• PROBLEM DESCRIPTION
Every line of the entries below that carries the string "label" should be copied.

DATA SHOWN below:

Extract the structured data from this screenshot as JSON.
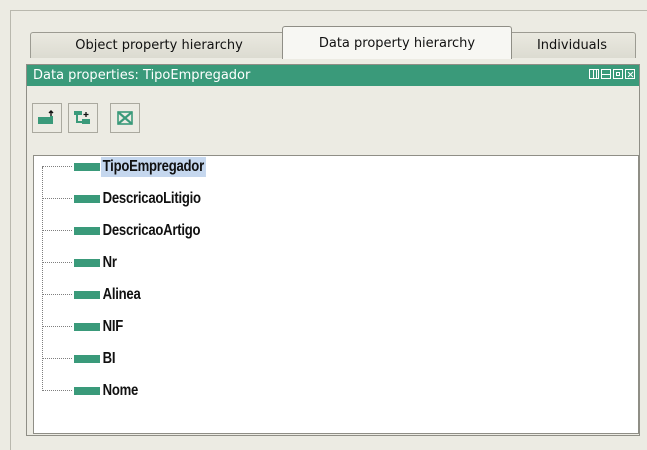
{
  "tabs": [
    {
      "label": "Object property hierarchy"
    },
    {
      "label": "Data property hierarchy"
    },
    {
      "label": "Individuals"
    }
  ],
  "panel": {
    "title": "Data properties: TipoEmpregador",
    "header_color": "#3a9a7a",
    "window_controls": [
      "split-vertical-icon",
      "split-horizontal-icon",
      "maximize-icon",
      "close-icon"
    ]
  },
  "toolbar": {
    "buttons": [
      {
        "icon": "add-subproperty-icon"
      },
      {
        "icon": "add-sibling-property-icon"
      },
      {
        "icon": "delete-property-icon"
      }
    ]
  },
  "tree": {
    "selected": "TipoEmpregador",
    "items": [
      {
        "label": "TipoEmpregador"
      },
      {
        "label": "DescricaoLitigio"
      },
      {
        "label": "DescricaoArtigo"
      },
      {
        "label": "Nr"
      },
      {
        "label": "Alinea"
      },
      {
        "label": "NIF"
      },
      {
        "label": "BI"
      },
      {
        "label": "Nome"
      }
    ]
  }
}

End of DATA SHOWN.

• FINISHED TASK
      "label": "Object property hierarchy"
      "label": "Data property hierarchy"
      "label": "Individuals"
        "label": "TipoEmpregador"
        "label": "DescricaoLitigio"
        "label": "DescricaoArtigo"
        "label": "Nr"
        "label": "Alinea"
        "label": "NIF"
        "label": "BI"
        "label": "Nome"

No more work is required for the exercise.